Adapting Multimedia Streaming to Changing Network Conditions

Adapting Multimedia Streaming to Changing Network Conditions

Dimitris Kanellopoulos (University of Patras, Greece)
DOI: 10.4018/978-1-61692-831-5.ch002
OnDemand PDF Download:
$30.00
List Price: $37.50

Abstract

Providing a satisfactory multimedia service in networking environments requires an effective media delivery mechanism. However, the Internet does not provide a guaranteed network bandwidth to accommodate multimedia service in a reliable fashion. The Internet is a heterogeneous networking environment, in which resources available to multimedia applications are changing. In the last decade, the research community has proposed both networking techniques and application layer techniques, which adapt to the changes in network conditions. This chapter focuses on the application level techniques, including methods based on compression algorithm features, layered encoding, rate shaping, adaptive error control, and smoothing. The chapter also discusses operating system methods to support adaptive multimedia.
Chapter Preview
Top

Introduction

Multimedia streaming over the Internet has received tremendous attention from academia and industry due to the increasing demand for multimedia information on the web. The current best-effort Internet does not offer any quality of service (QoS) guarantees to streaming video. Adaptive streaming applications have the capability to stream multimedia data over heterogeneous networks and adapt media transmission to network changes. Adaptation of multimedia applications can be done at several layers of the network protocol stack. This chapter presents techniques for adaptation based on compression methods. In particular the chapter discusses techniques for achieving adaptation at the application layer including layered encoding, receiver driven multicast, rate shaping, error control, adaptive synchronization, and smoothing. In addition, the chapter discusses operating system methods to support adaptive multimedia.

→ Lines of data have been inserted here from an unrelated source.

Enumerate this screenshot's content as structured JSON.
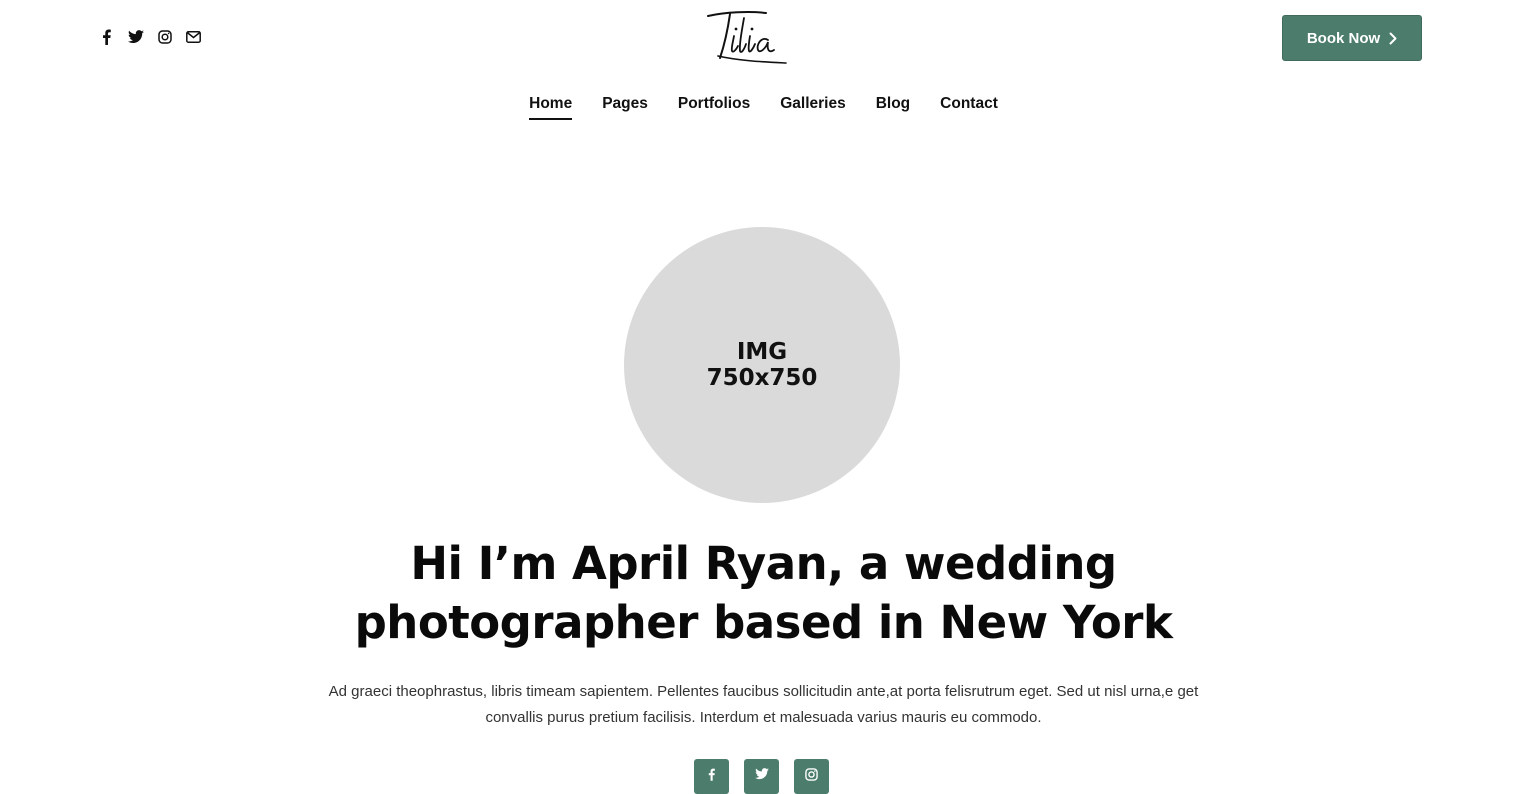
{
  "header": {
    "social_icons": [
      "facebook-icon",
      "twitter-icon",
      "instagram-icon",
      "envelope-icon"
    ],
    "logo_text": "Tilia",
    "book_button": {
      "label": "Book Now",
      "icon": "chevron-right-icon"
    },
    "nav": [
      {
        "label": "Home",
        "active": true
      },
      {
        "label": "Pages",
        "active": false
      },
      {
        "label": "Portfolios",
        "active": false
      },
      {
        "label": "Galleries",
        "active": false
      },
      {
        "label": "Blog",
        "active": false
      },
      {
        "label": "Contact",
        "active": false
      }
    ]
  },
  "hero": {
    "image_placeholder": {
      "line1": "IMG",
      "line2": "750x750"
    },
    "title_line1": "Hi I’m April Ryan, a wedding",
    "title_line2": "photographer based in New York",
    "description_line1": "Ad graeci theophrastus, libris timeam sapientem. Pellentes faucibus sollicitudin ante,at porta felisrutrum eget. Sed ut nisl urna,e get",
    "description_line2": "convallis purus pretium facilisis. Interdum et malesuada varius mauris eu commodo.",
    "social_icons": [
      "facebook-icon",
      "twitter-icon",
      "instagram-icon"
    ]
  },
  "colors": {
    "accent": "#4b7c6c",
    "placeholder": "#dadada",
    "text": "#111111"
  }
}
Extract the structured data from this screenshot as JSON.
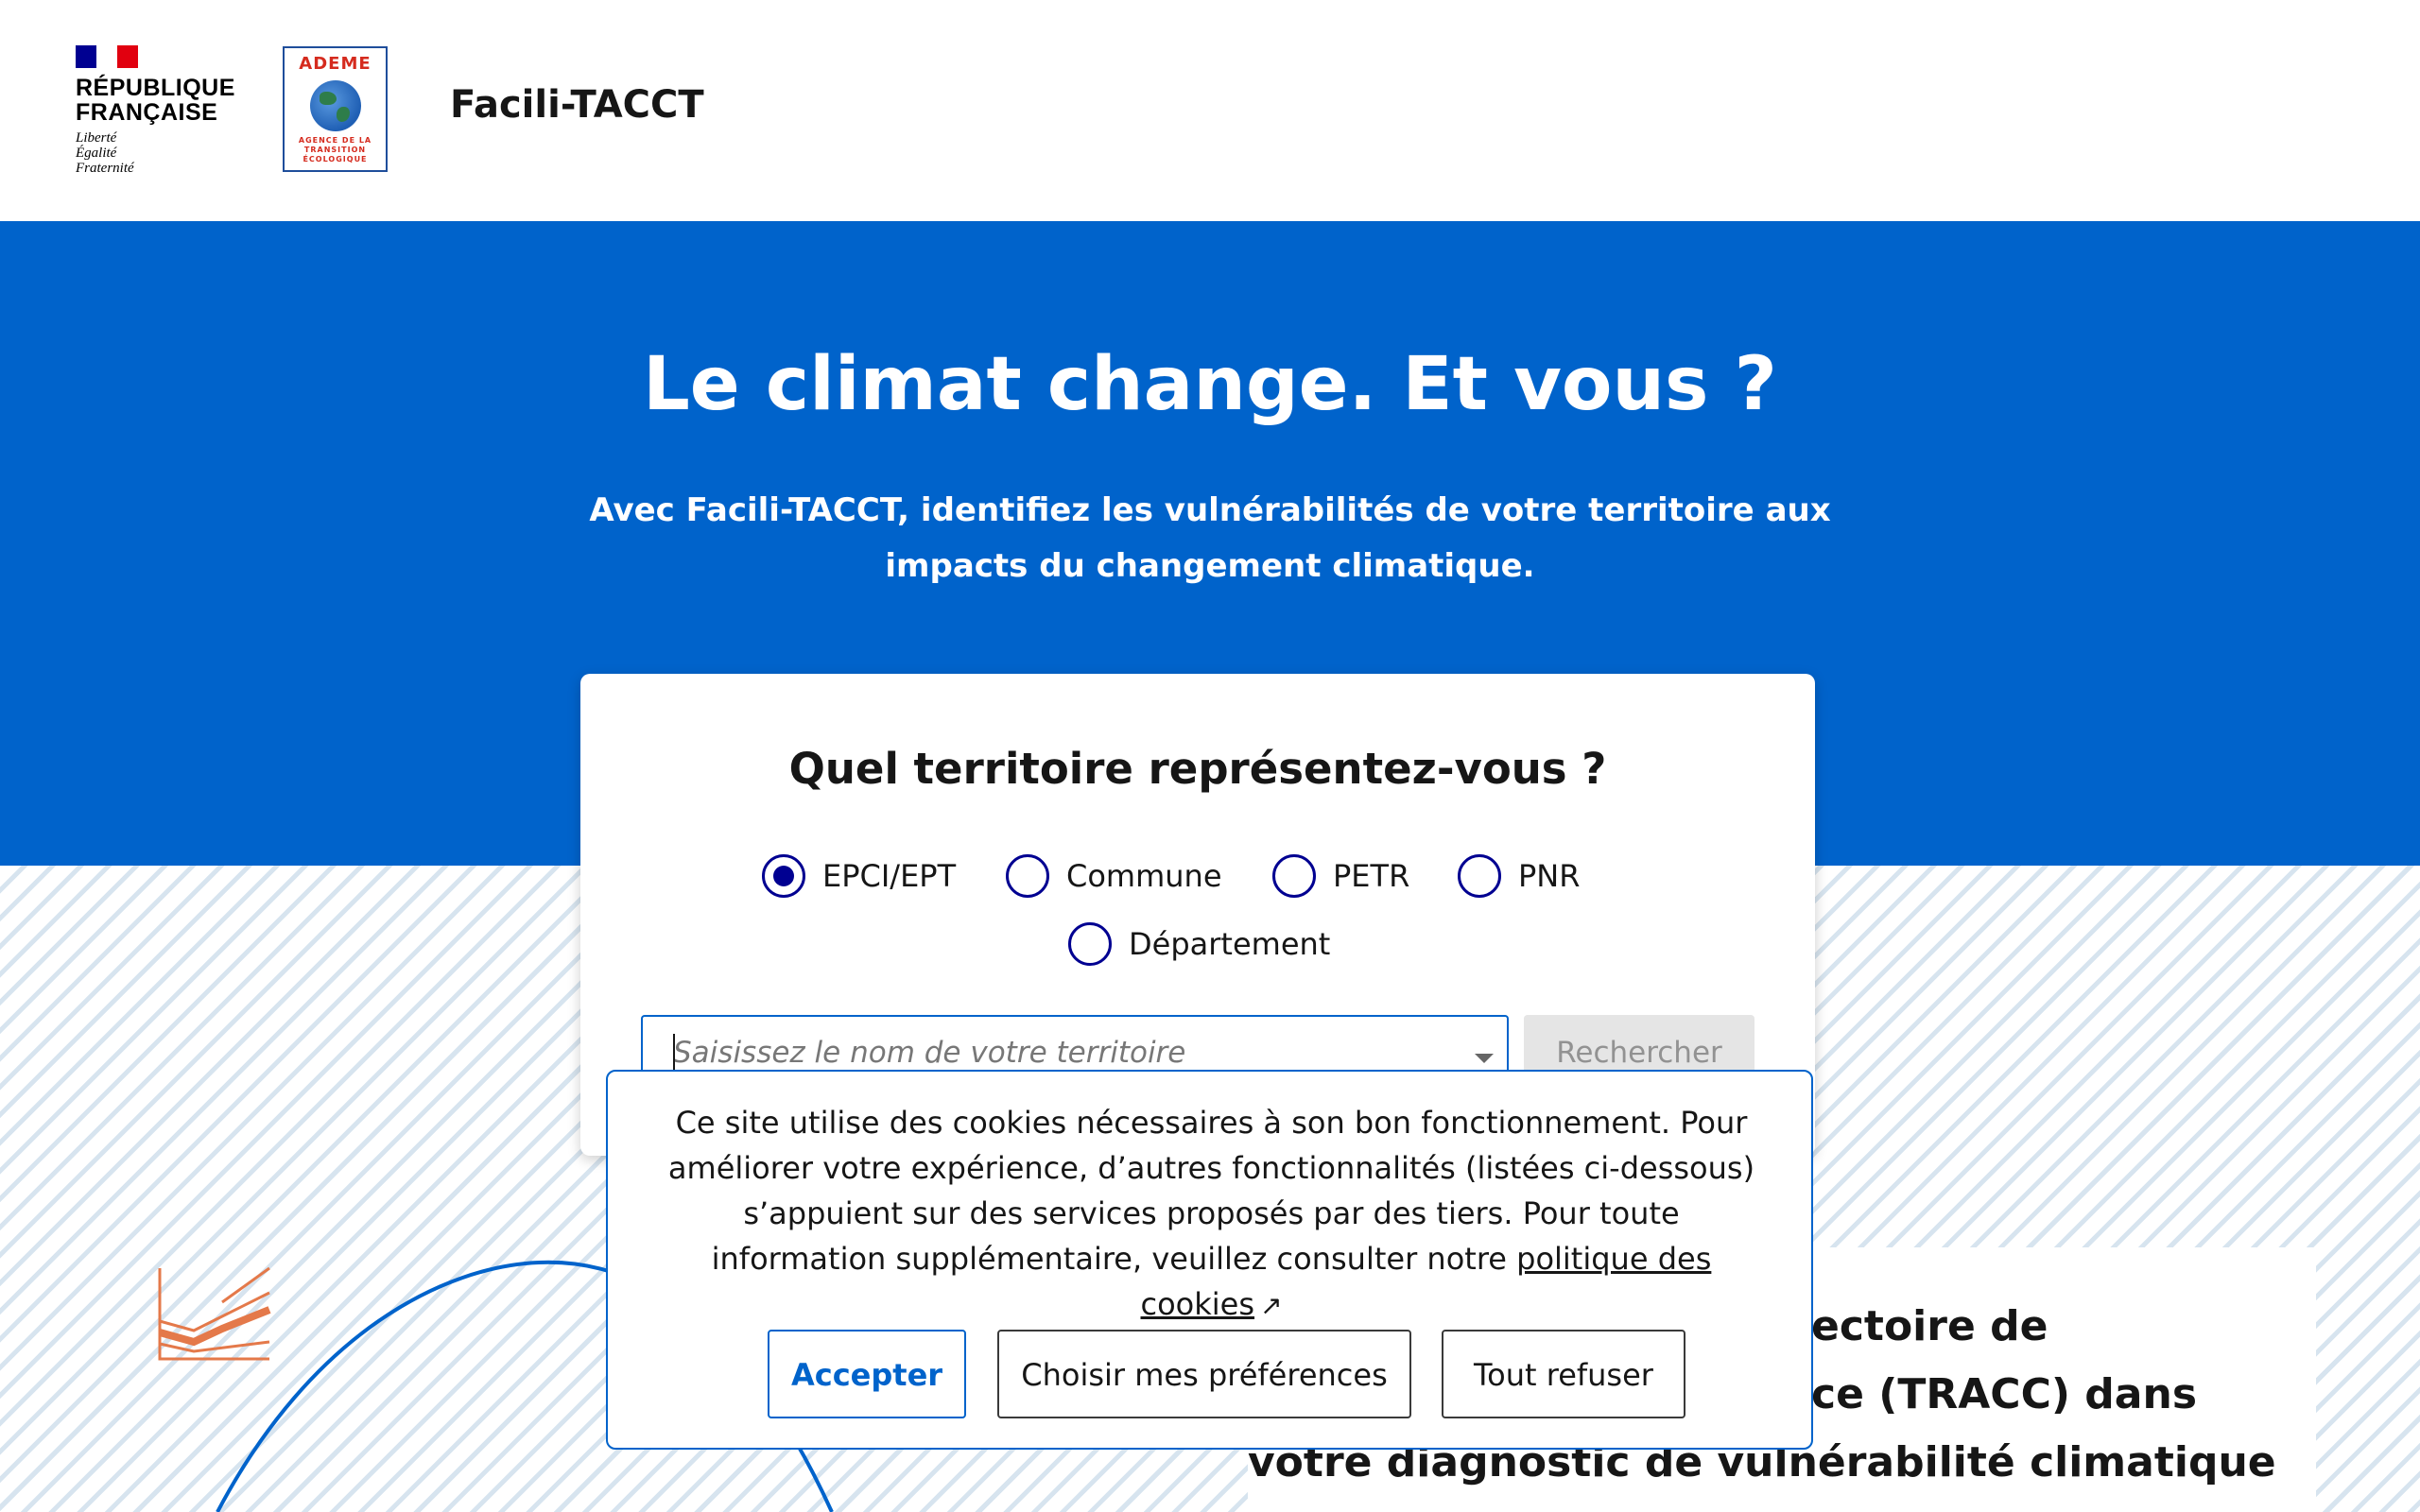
{
  "header": {
    "republic_title_line1": "RÉPUBLIQUE",
    "republic_title_line2": "FRANÇAISE",
    "motto_1": "Liberté",
    "motto_2": "Égalité",
    "motto_3": "Fraternité",
    "ademe_name": "ADEME",
    "ademe_subtitle": "AGENCE DE LA TRANSITION ÉCOLOGIQUE",
    "site_title": "Facili-TACCT"
  },
  "hero": {
    "title": "Le climat change. Et vous ?",
    "subtitle": "Avec Facili-TACCT, identifiez les vulnérabilités de votre territoire aux impacts du changement climatique."
  },
  "territory_card": {
    "question": "Quel territoire représentez-vous ?",
    "options": [
      "EPCI/EPT",
      "Commune",
      "PETR",
      "PNR",
      "Département"
    ],
    "selected": "EPCI/EPT",
    "search_placeholder": "Saisissez le nom de votre territoire",
    "search_button": "Rechercher"
  },
  "background_section": {
    "line1": "ectoire de",
    "line2": "ce (TRACC) dans",
    "line3": "votre diagnostic de vulnérabilité climatique"
  },
  "cookie_banner": {
    "text": "Ce site utilise des cookies nécessaires à son bon fonctionnement. Pour améliorer votre expérience, d’autres fonctionnalités (listées ci-dessous) s’appuient sur des services proposés par des tiers. Pour toute information supplémentaire, veuillez consulter notre",
    "link_text": "politique des cookies",
    "accept": "Accepter",
    "preferences": "Choisir mes préférences",
    "refuse": "Tout refuser"
  },
  "colors": {
    "primary_blue": "#0063cb",
    "dark_blue": "#000091",
    "marianne_red": "#e1000f",
    "accent_orange": "#e4794a"
  }
}
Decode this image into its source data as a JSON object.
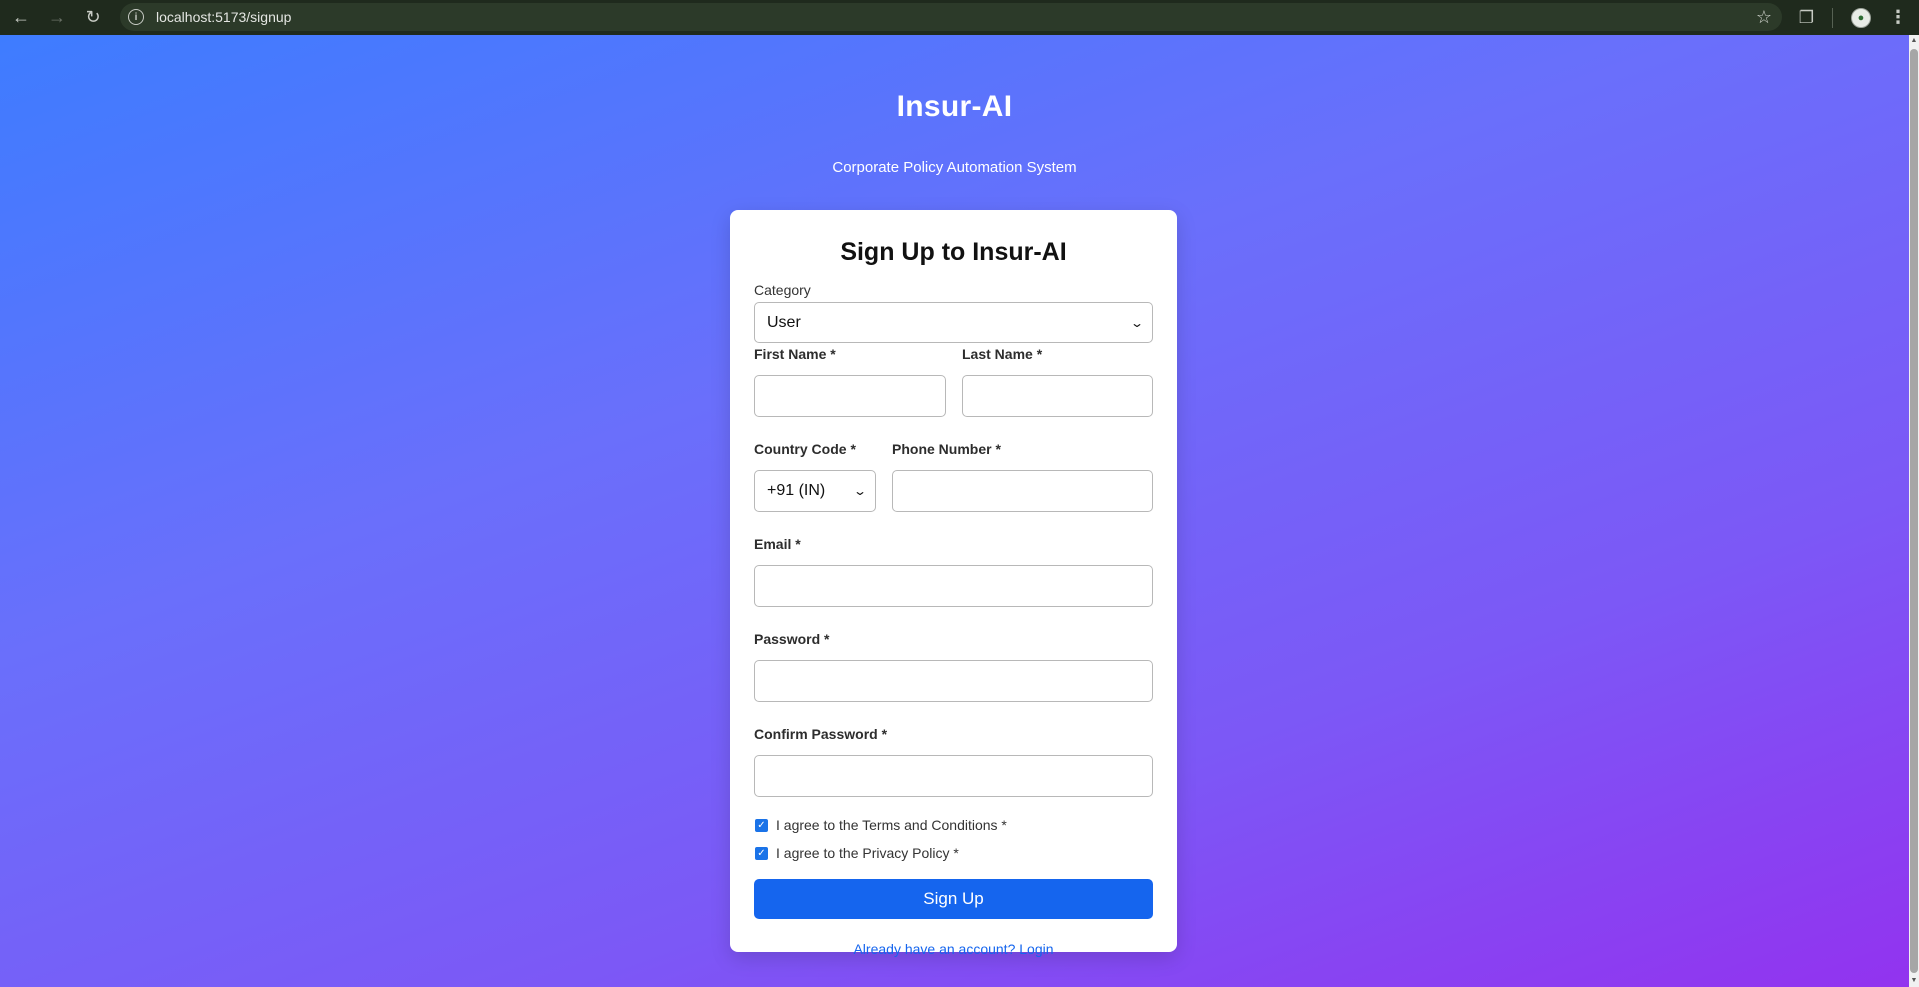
{
  "browser": {
    "url": "localhost:5173/signup",
    "back_icon": "arrow-left-icon",
    "forward_icon": "arrow-right-icon",
    "reload_icon": "reload-icon"
  },
  "header": {
    "brand": "Insur-AI",
    "tagline": "Corporate Policy Automation System"
  },
  "form": {
    "title": "Sign Up to Insur-AI",
    "category": {
      "label": "Category",
      "value": "User"
    },
    "first_name": {
      "label": "First Name *",
      "value": ""
    },
    "last_name": {
      "label": "Last Name *",
      "value": ""
    },
    "country_code": {
      "label": "Country Code *",
      "value": "+91 (IN)"
    },
    "phone": {
      "label": "Phone Number *",
      "value": ""
    },
    "email": {
      "label": "Email *",
      "value": ""
    },
    "password": {
      "label": "Password *",
      "value": ""
    },
    "confirm_password": {
      "label": "Confirm Password *",
      "value": ""
    },
    "terms": {
      "label": "I agree to the Terms and Conditions *",
      "checked": true
    },
    "privacy": {
      "label": "I agree to the Privacy Policy *",
      "checked": true
    },
    "submit_label": "Sign Up",
    "login_link": "Already have an account? Login"
  },
  "colors": {
    "accent": "#1565ee",
    "gradient_start": "#3e7cff",
    "gradient_end": "#9233ef"
  }
}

High-speed technologies such as ATM (asynchronous transfer mode), gigabit Ethernet, fast Ethernet, and frame relay support real-time multimedia applications such as video-on-demand, video broadcasting and Internet telephony (Kanellopoulos, 2009). QoS refers to the capability of a networked system (e.g., a distributed multimedia system) to provide scalable service to selected network traffic. Various multimedia applications have different QoS requirements. For example, continuous media types such as audio and video require hard or soft bounds on the end-to-end delay, while discrete media such as text and images do not have any strict delay constrains. Multimedia streaming services impose new QoS requirements on the Internet (Li & Yin, 2007; Kanellopoulos et al., 2008). Multimedia applications use application streaming for sending multimedia data streams. The Real-time Streaming Protocol (RTSP) (Schulzrinne et al., 1998), the Real-time Transport Protocol (RTP) (Schulzrinne et al., 1987) and the Real-time Transport Control Protocol (RTCP) were specifically designed to stream media over networks. The latter two are built on top of UDP. On the Internet, the available network resources provided to a multimedia application are changing dynamically. Network conditions may change due to difference in link speeds or variability in a wireless environment caused by interference and mobility (Kanellopoulos et al., 2006). To provide end-to-end QoS guarantees, an intensive effort is necessary from all subsystems, including end-subsystems, network hardware, and communication protocols of a multimedia system. If multimedia applications are capable of adapting to changing network conditions, then network resources can be used efficiently. Adaptation of multimedia applications can be done at several layers of the network protocol stack (Vandalore et al., 2001). At the physical layer, adaptive power control techniques can be used to alleviate variations in a wireless environment. At the data link layer, error control and adaptive reservation techniques can be used to protect against variation in error and available rate. At the network layer, dynamic re-routing mechanisms can be used to avoid congestion and mitigate variations in a mobile environment. At the transport layer, dynamic re-negotiation of connection parameters can be used for adaptation.

At the application layer, the multimedia application can adapt to changes in network conditions using several techniques including efficient compression, hierarchical encoding, smoothing of the video information transmitted, rate shaping, error control, and adaptive synchronization (Vandalore et al., 2001). These methods can be classified into reactive and passive according to their approach towards adaptation. In reactive methods, the application modifies its traffic to suit the changes in the network. In passive methods, the application aims to optimize the usage of network resources. Smoothing of stored video and rate shaping are example applications of passive and reactive methods respectively.

This chapter presents techniques for adaptation based on compression methods. In addition, it discusses techniques for achieving adaptation at the application layer including layered encoding, receiver driven multicast, rate shaping, error control viz. forward error correction (FEC) techniques for Internet audio and video, adaptive synchronization, and smoothing.

Complete Chapter List

Search this Book:
Reset